Here's how he ended the reminiscence about George Romney of Bloomfield Hills, who died in 1995 at 88: "So if you’re looking for the best deal on a grave site, check Brighton. They got a good, got a good spot, and you’re near the former governor and the former first lady."
Clearly, he hammers the homegrown theme any way that works.
Where is everyone?
Long lines are unlikely at polling sites Tuesday, even though Republicans have a potentially pivotal contest with national impact.
"The one thing that's relatively certain is that most registered voters won't vote," columnist Jack Lessenberry writes in the latest issue of Metro Times. "Those who do turn up to vote in February tend to be the strongly committed and often stridently ideological, along with a few party faithful and a dwindling number who think voting in any election is their duty."
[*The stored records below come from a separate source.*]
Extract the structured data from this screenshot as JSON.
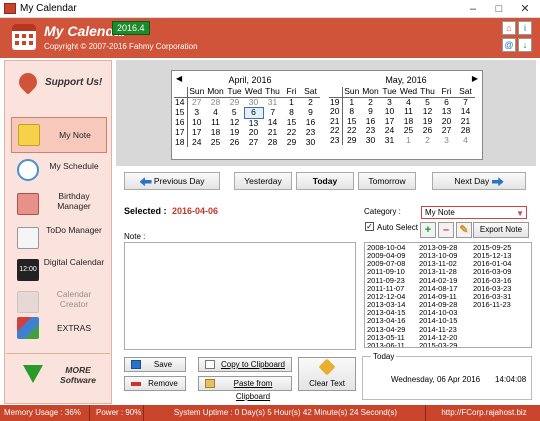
{
  "window": {
    "title": "My Calendar"
  },
  "header": {
    "app_name": "My Calendar",
    "version": "2016.4",
    "copyright": "Copyright © 2007-2016 Fahmy Corporation"
  },
  "sidebar": {
    "support": "Support Us!",
    "items": [
      {
        "label": "My Note",
        "icon": "note-icon",
        "active": true
      },
      {
        "label": "My Schedule",
        "icon": "schedule-clock-icon"
      },
      {
        "label": "Birthday Manager",
        "icon": "birthday-cake-icon"
      },
      {
        "label": "ToDo Manager",
        "icon": "todo-list-icon"
      },
      {
        "label": "Digital Calendar",
        "icon": "digital-clock-icon"
      },
      {
        "label": "Calendar Creator",
        "icon": "calendar-creator-icon",
        "disabled": true
      },
      {
        "label": "EXTRAS",
        "icon": "extras-cubes-icon"
      }
    ],
    "more_software": "MORE Software"
  },
  "calendar": {
    "weekdays": [
      "Sun",
      "Mon",
      "Tue",
      "Wed",
      "Thu",
      "Fri",
      "Sat"
    ],
    "months": [
      {
        "title": "April, 2016",
        "weeks": [
          "14",
          "15",
          "16",
          "17",
          "18"
        ],
        "rows": [
          [
            "27",
            "28",
            "29",
            "30",
            "31",
            "1",
            "2"
          ],
          [
            "3",
            "4",
            "5",
            "6",
            "7",
            "8",
            "9"
          ],
          [
            "10",
            "11",
            "12",
            "13",
            "14",
            "15",
            "16"
          ],
          [
            "17",
            "18",
            "19",
            "20",
            "21",
            "22",
            "23"
          ],
          [
            "24",
            "25",
            "26",
            "27",
            "28",
            "29",
            "30"
          ]
        ]
      },
      {
        "title": "May, 2016",
        "weeks": [
          "19",
          "20",
          "21",
          "22",
          "23"
        ],
        "rows": [
          [
            "1",
            "2",
            "3",
            "4",
            "5",
            "6",
            "7"
          ],
          [
            "8",
            "9",
            "10",
            "11",
            "12",
            "13",
            "14"
          ],
          [
            "15",
            "16",
            "17",
            "18",
            "19",
            "20",
            "21"
          ],
          [
            "22",
            "23",
            "24",
            "25",
            "26",
            "27",
            "28"
          ],
          [
            "29",
            "30",
            "31",
            "1",
            "2",
            "3",
            "4"
          ]
        ]
      }
    ]
  },
  "nav": {
    "previous_day": "Previous Day",
    "yesterday": "Yesterday",
    "today": "Today",
    "tomorrow": "Tomorrow",
    "next_day": "Next Day"
  },
  "note": {
    "selected_label": "Selected :",
    "selected_value": "2016-04-06",
    "note_label": "Note :",
    "category_label": "Category :",
    "category_value": "My Note",
    "auto_select": "Auto Select",
    "auto_select_checked": true,
    "export": "Export Note",
    "dates_col1": [
      "2008-10-04",
      "2009-04-09",
      "2009-07-08",
      "2011-09-10",
      "2011-09-23",
      "2011-11-07",
      "2012-12-04",
      "2013-03-14",
      "2013-04-15",
      "2013-04-16",
      "2013-04-29",
      "2013-05-11",
      "2013-06-11"
    ],
    "dates_col2": [
      "2013-09-28",
      "2013-10-09",
      "2013-11-02",
      "2013-11-28",
      "2014-02-19",
      "2014-08-17",
      "2014-09-11",
      "2014-09-28",
      "2014-10-03",
      "2014-10-15",
      "2014-11-23",
      "2014-12-20",
      "2015-03-29"
    ],
    "dates_col3": [
      "2015-09-25",
      "2015-12-13",
      "2016-01-04",
      "2016-03-09",
      "2016-03-16",
      "2016-03-23",
      "2016-03-31",
      "2016-11-23"
    ]
  },
  "actions": {
    "save": "Save",
    "copy": "Copy to Clipboard",
    "clear": "Clear Text",
    "remove": "Remove",
    "paste": "Paste from Clipboard"
  },
  "today_box": {
    "label": "Today",
    "date": "Wednesday, 06 Apr 2016",
    "time": "14:04:08"
  },
  "status": {
    "memory": "Memory Usage : 36%",
    "power": "Power : 90%",
    "uptime": "System Uptime : 0 Day(s) 5 Hour(s) 42 Minute(s) 24 Second(s)",
    "url": "http://FCorp.rajahost.biz"
  },
  "colors": {
    "accent": "#c8442b",
    "selected_date": "#c0392b",
    "sidebar_bg": "#fbe3dd"
  }
}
Four years ago, 18.8 percent of registered Michigan voters from both parties cast ballots – 869,300 in the Republican primary and 565,400 in the Democratic one. Mitt Romney led his party's field with 338,316 votes, followed by John McCain with 257,985. Romney earned 20 of the 30 delegates, while McCain rolled ahead to become the nominee.
Oakland legislator's choice
State Rep. Tom McMillin, R-Rochester Hills, one of the House's most conservative members,
"My main reason is that I want a brokered convention," he told a Lansing newsletter, "but I also do think he'd do a good job as president."
Just two other Michigan Republican Caucus members back the former Pennsylvania senator.
Voices from the trail
- "I want to thank Ford Field for making room for us." – Mitt Romney on Friday, addressing 1,200 people in 65,000-seat stadium
- "I am not concerned with the ethical or moral implications of (Democrats) voting in the GOP primary and neither should you be. ... Savor the opportunity to cause problems for the other party." – Joe DiSano, Michigan Democratic political consultant and past aide to Congressman John Dingell, blogging in Huffington Post Detroit
- "If history is the guide for Romney and Santorum, they have a 50-50 chance of getting the nomination if they win Michigan. The Republican candidate who won a competitive Michigan contest has gone on to be the GOP nominee three of six times since 1972." – Steve Mitchell, West Bloomfield pollster, in a Detroit News commentary